**HOW TO COMPLETE THIS TASK**
Write out each record in full and exactly as given. Skip any pictures.

**SOURCE DATA**
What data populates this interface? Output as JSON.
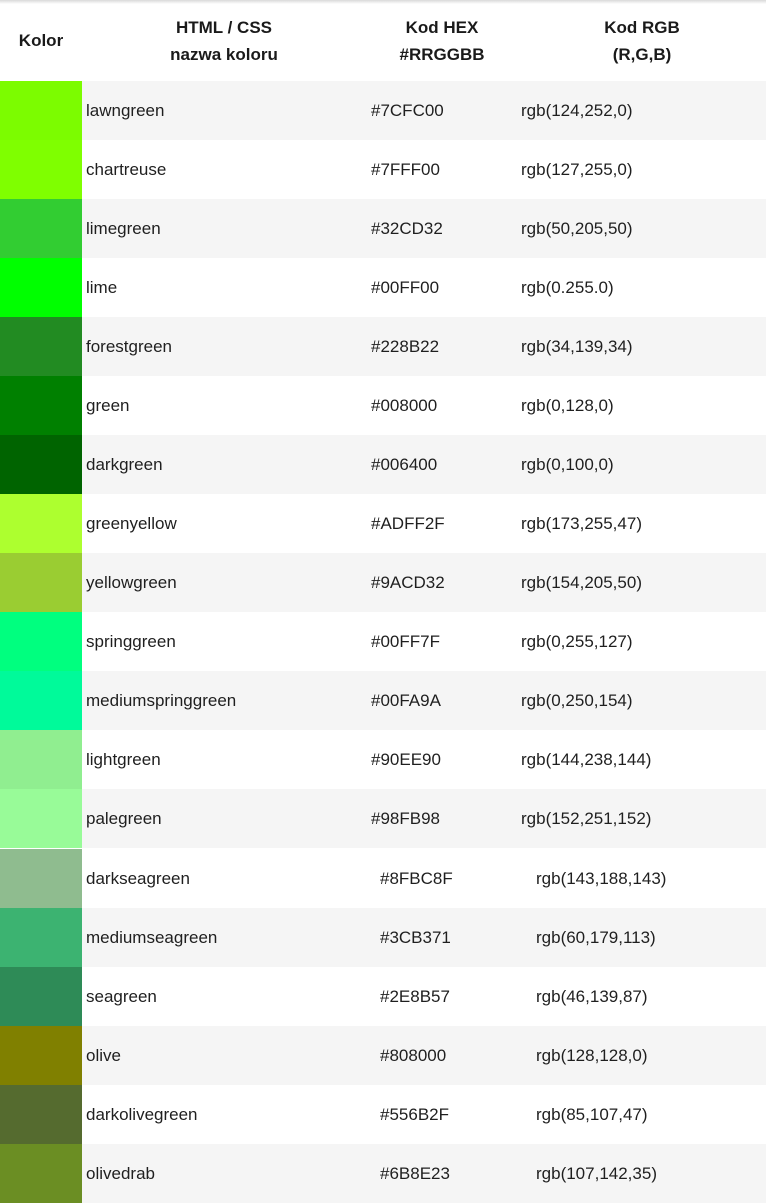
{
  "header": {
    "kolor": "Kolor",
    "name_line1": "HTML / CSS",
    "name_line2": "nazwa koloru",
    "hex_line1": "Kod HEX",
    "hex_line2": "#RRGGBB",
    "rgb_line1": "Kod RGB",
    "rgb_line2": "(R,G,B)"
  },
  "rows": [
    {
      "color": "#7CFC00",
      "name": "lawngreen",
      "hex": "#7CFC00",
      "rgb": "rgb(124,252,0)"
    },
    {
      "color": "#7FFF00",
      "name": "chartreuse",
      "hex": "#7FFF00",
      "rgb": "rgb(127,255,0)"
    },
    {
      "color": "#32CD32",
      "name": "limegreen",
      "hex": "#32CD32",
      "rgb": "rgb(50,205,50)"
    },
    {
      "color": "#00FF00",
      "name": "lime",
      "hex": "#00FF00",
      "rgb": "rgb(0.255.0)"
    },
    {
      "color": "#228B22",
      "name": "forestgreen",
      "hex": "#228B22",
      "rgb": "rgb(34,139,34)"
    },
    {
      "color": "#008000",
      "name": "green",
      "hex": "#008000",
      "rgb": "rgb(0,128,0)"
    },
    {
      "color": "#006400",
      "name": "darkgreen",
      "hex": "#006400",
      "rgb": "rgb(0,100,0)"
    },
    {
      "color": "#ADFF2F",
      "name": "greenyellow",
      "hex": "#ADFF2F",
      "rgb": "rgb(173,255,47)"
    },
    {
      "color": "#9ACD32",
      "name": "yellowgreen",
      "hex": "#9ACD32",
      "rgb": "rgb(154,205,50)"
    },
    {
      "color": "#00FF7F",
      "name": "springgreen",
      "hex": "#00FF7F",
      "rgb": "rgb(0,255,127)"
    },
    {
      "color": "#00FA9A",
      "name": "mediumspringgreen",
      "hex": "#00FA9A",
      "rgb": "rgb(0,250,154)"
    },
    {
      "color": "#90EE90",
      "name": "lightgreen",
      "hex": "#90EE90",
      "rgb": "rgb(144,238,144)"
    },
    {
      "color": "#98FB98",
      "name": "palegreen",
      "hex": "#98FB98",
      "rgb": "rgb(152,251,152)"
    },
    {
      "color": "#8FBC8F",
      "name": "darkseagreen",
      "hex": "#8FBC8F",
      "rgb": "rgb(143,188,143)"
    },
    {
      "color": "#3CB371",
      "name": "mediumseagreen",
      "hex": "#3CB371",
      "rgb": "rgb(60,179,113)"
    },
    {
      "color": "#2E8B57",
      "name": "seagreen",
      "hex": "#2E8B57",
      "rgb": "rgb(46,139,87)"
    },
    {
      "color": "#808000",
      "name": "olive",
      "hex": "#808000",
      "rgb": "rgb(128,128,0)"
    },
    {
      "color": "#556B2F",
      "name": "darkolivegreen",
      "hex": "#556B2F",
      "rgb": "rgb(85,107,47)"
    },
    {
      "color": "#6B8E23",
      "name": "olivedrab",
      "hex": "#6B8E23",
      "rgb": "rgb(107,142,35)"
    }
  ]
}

**RESULT**
What data populates this interface? Output as JSON.
{
  "header": {
    "kolor": "Kolor",
    "name_line1": "HTML / CSS",
    "name_line2": "nazwa koloru",
    "hex_line1": "Kod HEX",
    "hex_line2": "#RRGGBB",
    "rgb_line1": "Kod RGB",
    "rgb_line2": "(R,G,B)"
  },
  "rows": [
    {
      "color": "#7CFC00",
      "name": "lawngreen",
      "hex": "#7CFC00",
      "rgb": "rgb(124,252,0)"
    },
    {
      "color": "#7FFF00",
      "name": "chartreuse",
      "hex": "#7FFF00",
      "rgb": "rgb(127,255,0)"
    },
    {
      "color": "#32CD32",
      "name": "limegreen",
      "hex": "#32CD32",
      "rgb": "rgb(50,205,50)"
    },
    {
      "color": "#00FF00",
      "name": "lime",
      "hex": "#00FF00",
      "rgb": "rgb(0.255.0)"
    },
    {
      "color": "#228B22",
      "name": "forestgreen",
      "hex": "#228B22",
      "rgb": "rgb(34,139,34)"
    },
    {
      "color": "#008000",
      "name": "green",
      "hex": "#008000",
      "rgb": "rgb(0,128,0)"
    },
    {
      "color": "#006400",
      "name": "darkgreen",
      "hex": "#006400",
      "rgb": "rgb(0,100,0)"
    },
    {
      "color": "#ADFF2F",
      "name": "greenyellow",
      "hex": "#ADFF2F",
      "rgb": "rgb(173,255,47)"
    },
    {
      "color": "#9ACD32",
      "name": "yellowgreen",
      "hex": "#9ACD32",
      "rgb": "rgb(154,205,50)"
    },
    {
      "color": "#00FF7F",
      "name": "springgreen",
      "hex": "#00FF7F",
      "rgb": "rgb(0,255,127)"
    },
    {
      "color": "#00FA9A",
      "name": "mediumspringgreen",
      "hex": "#00FA9A",
      "rgb": "rgb(0,250,154)"
    },
    {
      "color": "#90EE90",
      "name": "lightgreen",
      "hex": "#90EE90",
      "rgb": "rgb(144,238,144)"
    },
    {
      "color": "#98FB98",
      "name": "palegreen",
      "hex": "#98FB98",
      "rgb": "rgb(152,251,152)"
    },
    {
      "color": "#8FBC8F",
      "name": "darkseagreen",
      "hex": "#8FBC8F",
      "rgb": "rgb(143,188,143)"
    },
    {
      "color": "#3CB371",
      "name": "mediumseagreen",
      "hex": "#3CB371",
      "rgb": "rgb(60,179,113)"
    },
    {
      "color": "#2E8B57",
      "name": "seagreen",
      "hex": "#2E8B57",
      "rgb": "rgb(46,139,87)"
    },
    {
      "color": "#808000",
      "name": "olive",
      "hex": "#808000",
      "rgb": "rgb(128,128,0)"
    },
    {
      "color": "#556B2F",
      "name": "darkolivegreen",
      "hex": "#556B2F",
      "rgb": "rgb(85,107,47)"
    },
    {
      "color": "#6B8E23",
      "name": "olivedrab",
      "hex": "#6B8E23",
      "rgb": "rgb(107,142,35)"
    }
  ]
}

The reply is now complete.